• _TASK BRIEF_
Reproduce every entry precisely as written.

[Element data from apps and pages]
##########

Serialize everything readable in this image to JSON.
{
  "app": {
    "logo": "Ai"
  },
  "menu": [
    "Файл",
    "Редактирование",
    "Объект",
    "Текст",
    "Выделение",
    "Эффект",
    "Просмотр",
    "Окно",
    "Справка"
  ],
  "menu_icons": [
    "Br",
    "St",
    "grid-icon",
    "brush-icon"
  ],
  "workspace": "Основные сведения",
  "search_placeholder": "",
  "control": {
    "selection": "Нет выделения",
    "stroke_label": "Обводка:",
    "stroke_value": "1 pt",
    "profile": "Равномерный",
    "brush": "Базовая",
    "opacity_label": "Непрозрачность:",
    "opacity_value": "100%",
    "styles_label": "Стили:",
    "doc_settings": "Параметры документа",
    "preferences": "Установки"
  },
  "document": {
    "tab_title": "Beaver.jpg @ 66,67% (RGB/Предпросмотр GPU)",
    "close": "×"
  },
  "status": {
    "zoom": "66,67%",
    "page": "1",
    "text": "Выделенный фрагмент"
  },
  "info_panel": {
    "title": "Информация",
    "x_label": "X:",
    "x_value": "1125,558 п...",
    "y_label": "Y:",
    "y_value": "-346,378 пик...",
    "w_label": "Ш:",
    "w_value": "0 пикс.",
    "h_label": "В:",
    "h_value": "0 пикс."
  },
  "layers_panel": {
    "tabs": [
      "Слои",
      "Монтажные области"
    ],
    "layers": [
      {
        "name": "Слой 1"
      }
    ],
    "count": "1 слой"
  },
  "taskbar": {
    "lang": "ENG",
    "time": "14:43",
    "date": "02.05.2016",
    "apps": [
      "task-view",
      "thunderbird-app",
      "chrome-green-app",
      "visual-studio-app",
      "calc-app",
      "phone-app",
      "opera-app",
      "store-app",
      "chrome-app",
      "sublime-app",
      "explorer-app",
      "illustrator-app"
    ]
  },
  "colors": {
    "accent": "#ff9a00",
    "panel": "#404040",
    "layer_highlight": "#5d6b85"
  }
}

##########

• _SOLUTION FOR THIS PROBLEM_
Serialize everything readable in this image to JSON.
{
  "app": {
    "logo": "Ai"
  },
  "menu": [
    "Файл",
    "Редактирование",
    "Объект",
    "Текст",
    "Выделение",
    "Эффект",
    "Просмотр",
    "Окно",
    "Справка"
  ],
  "menu_icons": [
    "Br",
    "St",
    "grid-icon",
    "brush-icon"
  ],
  "workspace": "Основные сведения",
  "search_placeholder": "",
  "control": {
    "selection": "Нет выделения",
    "stroke_label": "Обводка:",
    "stroke_value": "1 pt",
    "profile": "Равномерный",
    "brush": "Базовая",
    "opacity_label": "Непрозрачность:",
    "opacity_value": "100%",
    "styles_label": "Стили:",
    "doc_settings": "Параметры документа",
    "preferences": "Установки"
  },
  "document": {
    "tab_title": "Beaver.jpg @ 66,67% (RGB/Предпросмотр GPU)",
    "close": "×"
  },
  "status": {
    "zoom": "66,67%",
    "page": "1",
    "text": "Выделенный фрагмент"
  },
  "info_panel": {
    "title": "Информация",
    "x_label": "X:",
    "x_value": "1125,558 п...",
    "y_label": "Y:",
    "y_value": "-346,378 пик...",
    "w_label": "Ш:",
    "w_value": "0 пикс.",
    "h_label": "В:",
    "h_value": "0 пикс."
  },
  "layers_panel": {
    "tabs": [
      "Слои",
      "Монтажные области"
    ],
    "layers": [
      {
        "name": "Слой 1"
      }
    ],
    "count": "1 слой"
  },
  "taskbar": {
    "lang": "ENG",
    "time": "14:43",
    "date": "02.05.2016",
    "apps": [
      "task-view",
      "thunderbird-app",
      "chrome-green-app",
      "visual-studio-app",
      "calc-app",
      "phone-app",
      "opera-app",
      "store-app",
      "chrome-app",
      "sublime-app",
      "explorer-app",
      "illustrator-app"
    ]
  },
  "colors": {
    "accent": "#ff9a00",
    "panel": "#404040",
    "layer_highlight": "#5d6b85"
  }
}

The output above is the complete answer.